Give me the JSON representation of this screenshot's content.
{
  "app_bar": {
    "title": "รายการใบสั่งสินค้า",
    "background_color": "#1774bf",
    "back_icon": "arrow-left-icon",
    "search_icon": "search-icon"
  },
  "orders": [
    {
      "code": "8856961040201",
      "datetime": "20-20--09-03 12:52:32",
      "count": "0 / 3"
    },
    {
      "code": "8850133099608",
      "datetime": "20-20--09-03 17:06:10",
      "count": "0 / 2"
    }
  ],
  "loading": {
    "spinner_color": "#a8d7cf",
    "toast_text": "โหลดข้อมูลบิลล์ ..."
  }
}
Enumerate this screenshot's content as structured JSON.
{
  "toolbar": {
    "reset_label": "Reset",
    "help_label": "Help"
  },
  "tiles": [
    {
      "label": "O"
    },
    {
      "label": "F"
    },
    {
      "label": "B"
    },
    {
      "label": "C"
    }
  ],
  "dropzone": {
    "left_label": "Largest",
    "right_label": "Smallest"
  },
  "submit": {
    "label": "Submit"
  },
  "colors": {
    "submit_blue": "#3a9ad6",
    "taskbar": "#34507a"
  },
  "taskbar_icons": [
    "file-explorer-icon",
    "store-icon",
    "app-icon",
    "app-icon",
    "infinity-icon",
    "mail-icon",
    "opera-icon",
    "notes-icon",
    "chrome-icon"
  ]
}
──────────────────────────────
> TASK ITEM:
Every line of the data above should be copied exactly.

> RESPONSE BOX:
Give me the JSON representation of this screenshot's content.
{
  "app_bar": {
    "title": "รายการใบสั่งสินค้า",
    "background_color": "#1774bf",
    "back_icon": "arrow-left-icon",
    "search_icon": "search-icon"
  },
  "orders": [
    {
      "code": "8856961040201",
      "datetime": "20-20--09-03 12:52:32",
      "count": "0 / 3"
    },
    {
      "code": "8850133099608",
      "datetime": "20-20--09-03 17:06:10",
      "count": "0 / 2"
    }
  ],
  "loading": {
    "spinner_color": "#a8d7cf",
    "toast_text": "โหลดข้อมูลบิลล์ ..."
  }
}
Enumerate this screenshot's content as structured JSON.
{
  "toolbar": {
    "reset_label": "Reset",
    "help_label": "Help"
  },
  "tiles": [
    {
      "label": "O"
    },
    {
      "label": "F"
    },
    {
      "label": "B"
    },
    {
      "label": "C"
    }
  ],
  "dropzone": {
    "left_label": "Largest",
    "right_label": "Smallest"
  },
  "submit": {
    "label": "Submit"
  },
  "colors": {
    "submit_blue": "#3a9ad6",
    "taskbar": "#34507a"
  },
  "taskbar_icons": [
    "file-explorer-icon",
    "store-icon",
    "app-icon",
    "app-icon",
    "infinity-icon",
    "mail-icon",
    "opera-icon",
    "notes-icon",
    "chrome-icon"
  ]
}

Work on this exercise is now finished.